Among the records, how many lines contain "color"? Only the number is needed.

[Recorded data]

▬▬▬▬▬▬▬▬▬▬

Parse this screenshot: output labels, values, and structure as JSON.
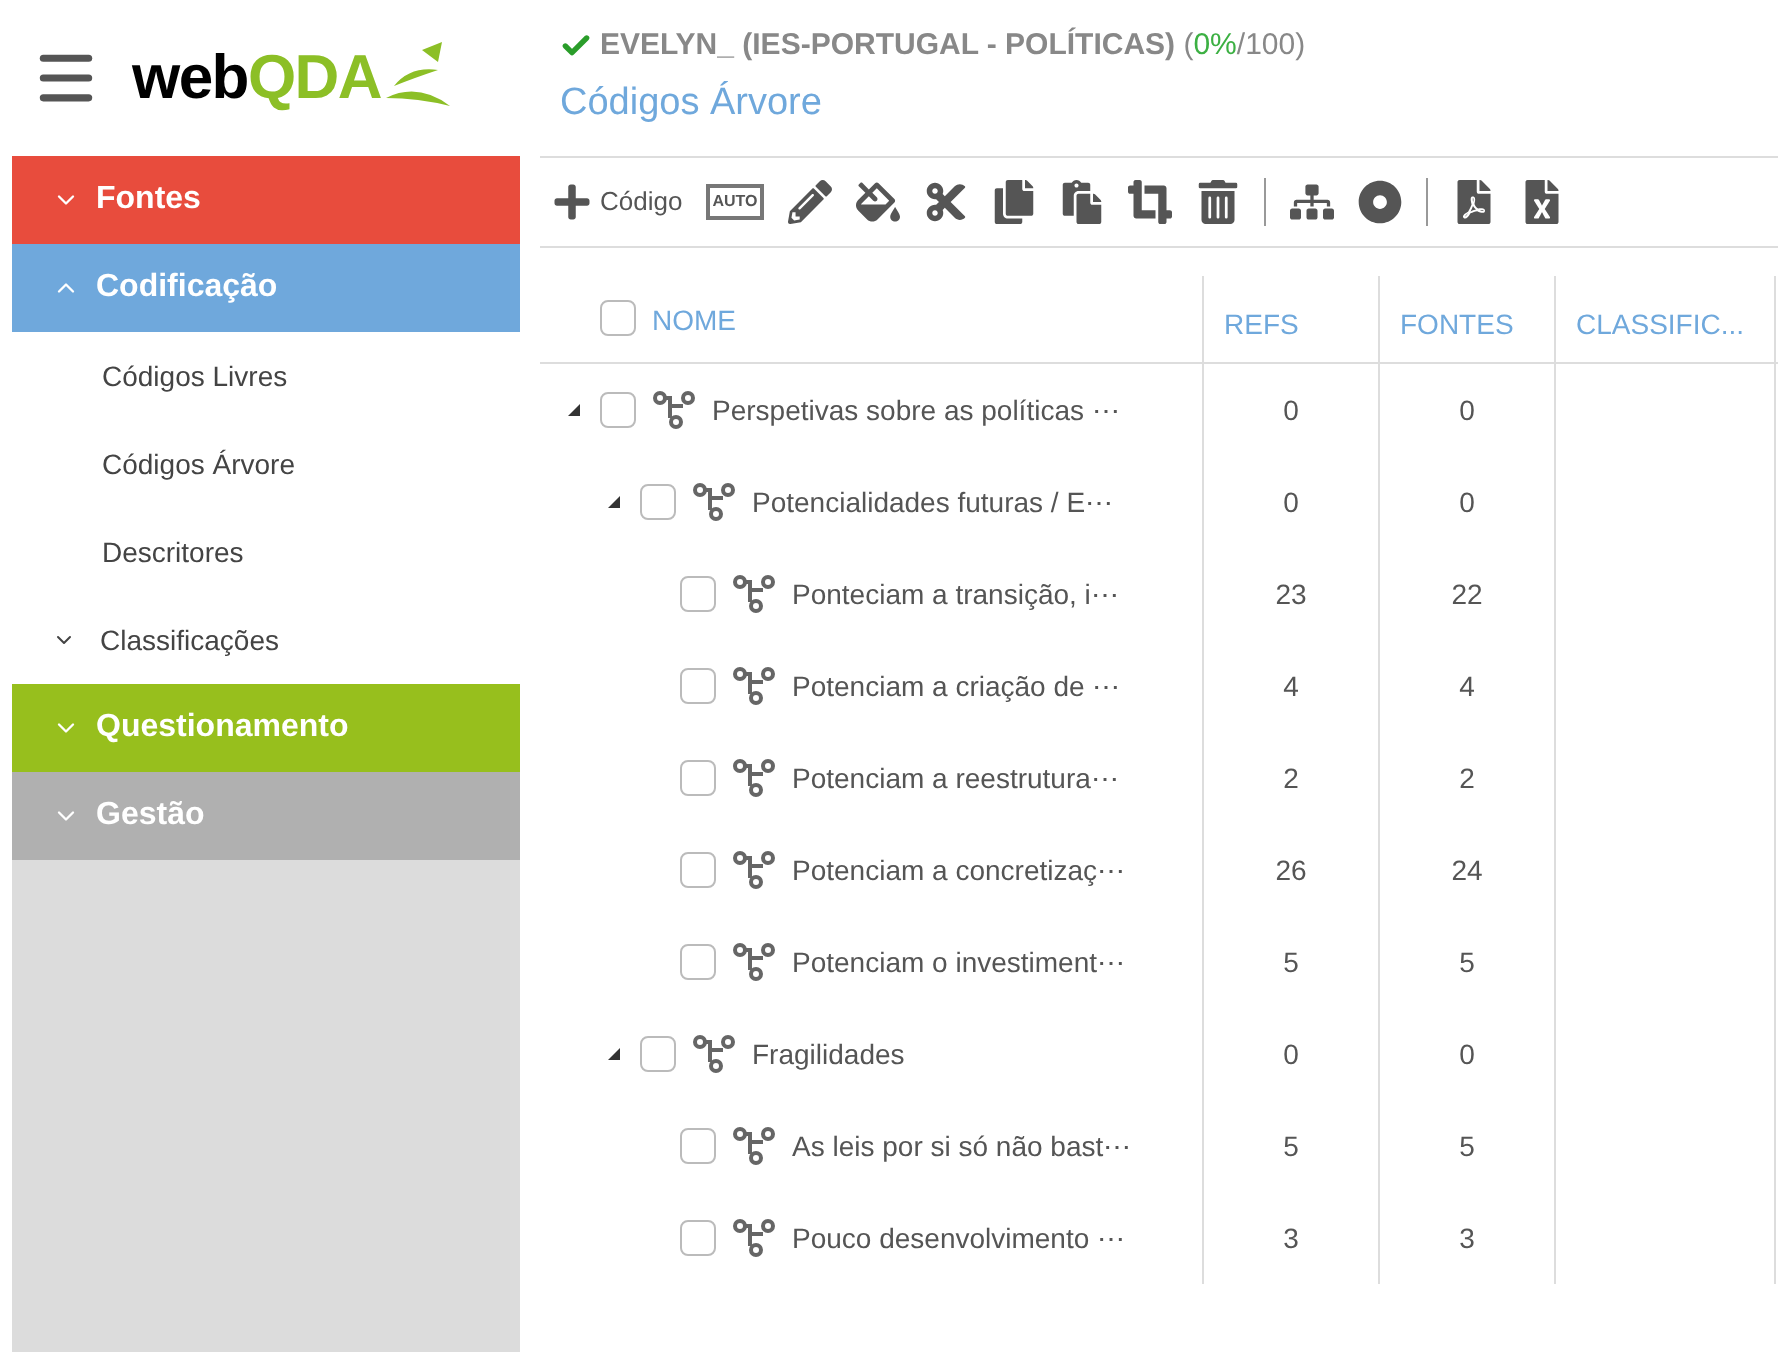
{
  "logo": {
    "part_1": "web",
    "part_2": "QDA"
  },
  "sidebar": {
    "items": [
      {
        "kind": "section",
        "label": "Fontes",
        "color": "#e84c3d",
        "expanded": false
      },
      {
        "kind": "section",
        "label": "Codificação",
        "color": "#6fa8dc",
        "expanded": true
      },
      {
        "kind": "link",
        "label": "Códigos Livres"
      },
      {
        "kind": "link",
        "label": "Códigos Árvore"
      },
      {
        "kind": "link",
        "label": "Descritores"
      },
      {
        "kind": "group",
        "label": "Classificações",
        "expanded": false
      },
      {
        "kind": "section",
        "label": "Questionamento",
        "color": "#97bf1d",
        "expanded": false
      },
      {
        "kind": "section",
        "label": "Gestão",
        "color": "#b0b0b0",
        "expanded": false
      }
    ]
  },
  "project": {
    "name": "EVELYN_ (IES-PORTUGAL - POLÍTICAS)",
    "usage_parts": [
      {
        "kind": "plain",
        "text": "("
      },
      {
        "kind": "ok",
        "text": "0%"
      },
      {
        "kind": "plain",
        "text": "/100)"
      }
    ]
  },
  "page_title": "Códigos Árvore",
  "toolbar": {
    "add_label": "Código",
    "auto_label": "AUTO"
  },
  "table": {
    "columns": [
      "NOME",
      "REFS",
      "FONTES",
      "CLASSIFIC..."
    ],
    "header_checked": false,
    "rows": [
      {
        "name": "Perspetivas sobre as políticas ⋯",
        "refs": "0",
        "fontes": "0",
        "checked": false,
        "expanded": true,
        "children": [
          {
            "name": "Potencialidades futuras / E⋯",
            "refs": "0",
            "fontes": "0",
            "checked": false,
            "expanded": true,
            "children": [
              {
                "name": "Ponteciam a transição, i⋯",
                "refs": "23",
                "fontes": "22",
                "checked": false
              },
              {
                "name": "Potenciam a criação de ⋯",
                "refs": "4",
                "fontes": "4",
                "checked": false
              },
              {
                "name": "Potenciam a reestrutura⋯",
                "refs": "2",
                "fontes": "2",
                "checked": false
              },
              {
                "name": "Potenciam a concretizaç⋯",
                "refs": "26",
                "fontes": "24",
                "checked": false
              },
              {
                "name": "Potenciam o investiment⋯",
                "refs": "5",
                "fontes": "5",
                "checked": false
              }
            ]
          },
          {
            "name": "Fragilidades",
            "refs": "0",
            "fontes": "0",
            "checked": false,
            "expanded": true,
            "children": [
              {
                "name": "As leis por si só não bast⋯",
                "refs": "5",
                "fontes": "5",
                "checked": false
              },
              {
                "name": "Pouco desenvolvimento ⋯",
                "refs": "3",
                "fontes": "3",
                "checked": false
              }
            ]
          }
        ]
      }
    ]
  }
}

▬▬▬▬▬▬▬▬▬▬

## Answer to this problem:
4